(Aim of the task): All the lines below need retyping exactly, apart from the images.

(Data extracts):
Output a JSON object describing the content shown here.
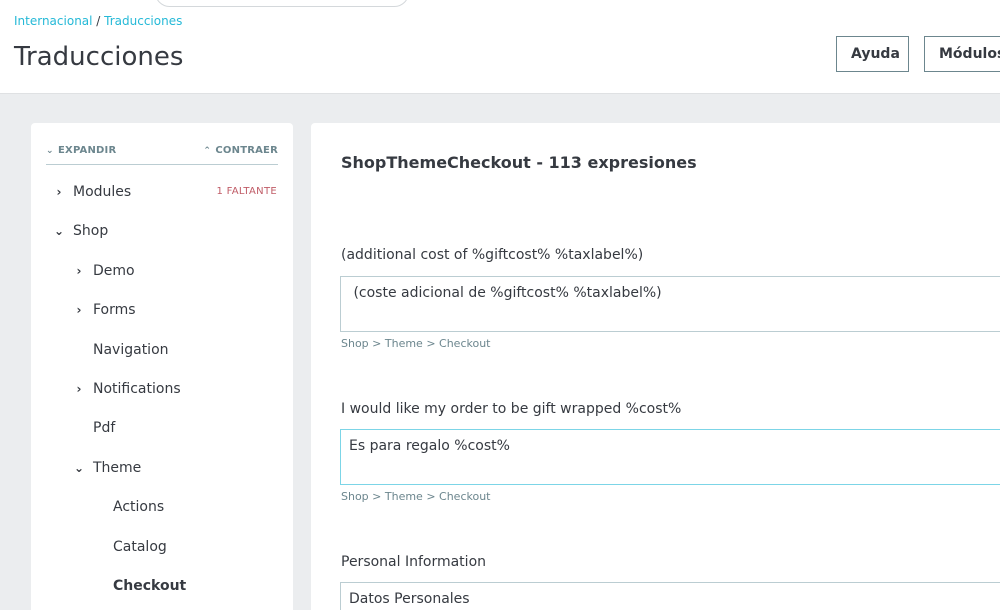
{
  "breadcrumb": {
    "parent": "Internacional",
    "separator": " / ",
    "current": "Traducciones"
  },
  "header": {
    "title": "Traducciones",
    "help_label": "Ayuda",
    "modules_label": "Módulos"
  },
  "sidebar": {
    "expand_label": "EXPANDIR",
    "collapse_label": "CONTRAER",
    "expand_icon": "chevron-down-icon",
    "collapse_icon": "chevron-up-icon",
    "missing_badge": "1 FALTANTE",
    "nodes": {
      "modules": "Modules",
      "shop": "Shop",
      "demo": "Demo",
      "forms": "Forms",
      "navigation": "Navigation",
      "notifications": "Notifications",
      "pdf": "Pdf",
      "theme": "Theme",
      "actions": "Actions",
      "catalog": "Catalog",
      "checkout": "Checkout"
    }
  },
  "main": {
    "title": "ShopThemeCheckout - 113 expresiones",
    "entries": [
      {
        "source": "(additional cost of %giftcost% %taxlabel%)",
        "translation": " (coste adicional de %giftcost% %taxlabel%)",
        "path": "Shop > Theme > Checkout"
      },
      {
        "source": "I would like my order to be gift wrapped %cost%",
        "translation": "Es para regalo %cost%",
        "path": "Shop > Theme > Checkout"
      },
      {
        "source": "Personal Information",
        "translation": "Datos Personales"
      }
    ]
  },
  "colors": {
    "accent": "#25b9d7",
    "badge": "#c05c67",
    "text": "#363a41",
    "muted": "#6c868e",
    "background": "#ebedef"
  }
}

(Output below):
Output a JSON object describing the content shown here.
{
  "breadcrumb": {
    "parent": "Internacional",
    "separator": " / ",
    "current": "Traducciones"
  },
  "header": {
    "title": "Traducciones",
    "help_label": "Ayuda",
    "modules_label": "Módulos"
  },
  "sidebar": {
    "expand_label": "EXPANDIR",
    "collapse_label": "CONTRAER",
    "expand_icon": "chevron-down-icon",
    "collapse_icon": "chevron-up-icon",
    "missing_badge": "1 FALTANTE",
    "nodes": {
      "modules": "Modules",
      "shop": "Shop",
      "demo": "Demo",
      "forms": "Forms",
      "navigation": "Navigation",
      "notifications": "Notifications",
      "pdf": "Pdf",
      "theme": "Theme",
      "actions": "Actions",
      "catalog": "Catalog",
      "checkout": "Checkout"
    }
  },
  "main": {
    "title": "ShopThemeCheckout - 113 expresiones",
    "entries": [
      {
        "source": "(additional cost of %giftcost% %taxlabel%)",
        "translation": " (coste adicional de %giftcost% %taxlabel%)",
        "path": "Shop > Theme > Checkout"
      },
      {
        "source": "I would like my order to be gift wrapped %cost%",
        "translation": "Es para regalo %cost%",
        "path": "Shop > Theme > Checkout"
      },
      {
        "source": "Personal Information",
        "translation": "Datos Personales"
      }
    ]
  },
  "colors": {
    "accent": "#25b9d7",
    "badge": "#c05c67",
    "text": "#363a41",
    "muted": "#6c868e",
    "background": "#ebedef"
  }
}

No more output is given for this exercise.